Lavender essential oil is mainly used as a sedative, in aromatherapy the use for this purpose is widespread but that for food use can also be used for its antispasmodic activity on the 'intestine.
The plant and the production of essential oil
The officinal lavender or true lavender is a small (half a meter maximum) evergreen woody plant of the Lamiaceae family. The scientific name of the plant is Lavandula angustifolia, there are other species of lavender and the essential oil is also obtained from them, but they are much less valuable. The purplish color of the clustered inflorescences is so iconic that the name lavender is used for a particular shade of purple (obviously in nature the flowers are not all identical and vary between more or less clear shades). The essential oil is mostly obtained with the steam distillation method, this is also the case with this product, but a lavender oil is also obtained by simply macerating the flowers in an oil. After all, lavender oils were already used by the ancient Romans, but obviously they did not reach the degree of concentration we reach today in 100% pure essential oils.
Properties of lavender essential oil
All the recognized properties of lavender oil derive from the fact that it essentially has a depressant effect on the central nervous system. For those interested in chemistry we will say that like all essential oils, the list of substances that compose it is very long, but in terms of percentage, linalyl acetate and linalool clearly stand out, therefore it is the belief that any property ascribed to the essential oil of lavender comes from these components. But let's see these properties: the sedative effect is perfectly consistent with what has just been said about the activity on the central nervous system, as is the "painkiller" effect; anti-inflammatory qualities are also attributed; the spastic activity performed on the intestine also seems to be consistent with the sedative activity performed on the nervous system.

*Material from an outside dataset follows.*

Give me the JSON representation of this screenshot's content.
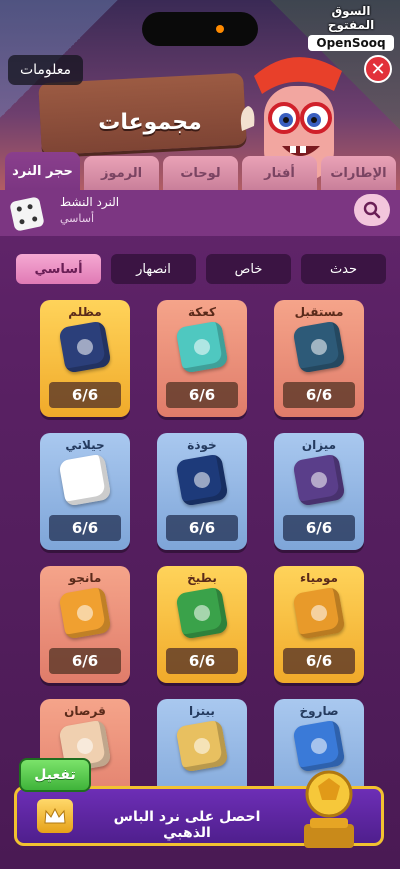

Antimicrobial activities are also attributed to lavender essential oil but we have said that this is common to practically all essential oils and others are certainly more effective in this area.
Internal use of lavender essential oil
We will never stop remembering that for the oral use of essential oils, indications from competent people should always be followed, furthermore in reality the sedative effect for which it is usually used it can also be obtained very well by inhalation, for example by soaking a handkerchief and placing it on the pillow. Obviously instead for the antispasmodic activity in benefit of the intestine it will be necessary to use it internally for the doses of which a doctor or other competent professional should be consulted, in principle we always remember that for the internal use of any essential oil normally not we never talk about more than a drop or two. Therefore, oral use is essentially used for intestinal problems and when you want to obtain a more decisive sedative effect.
External use of lavender essential oil
The relaxing properties of lavender essential oil can also be obtained by inhalation through aromatherapy, another possibility is to add it to the bath water, or add it to oils and other massage substances. Regarding this use, another attributed property should be mentioned, which is to soothe some inflammatory skin problems, from acne to insect bites. We remind you that since the essential oils are extremely concentrated, even if the external use is less "delicate" than the internal one, also in this case (the application on the skin) it is a question of using very small quantities, very few drops every 100 ml of product or even less ,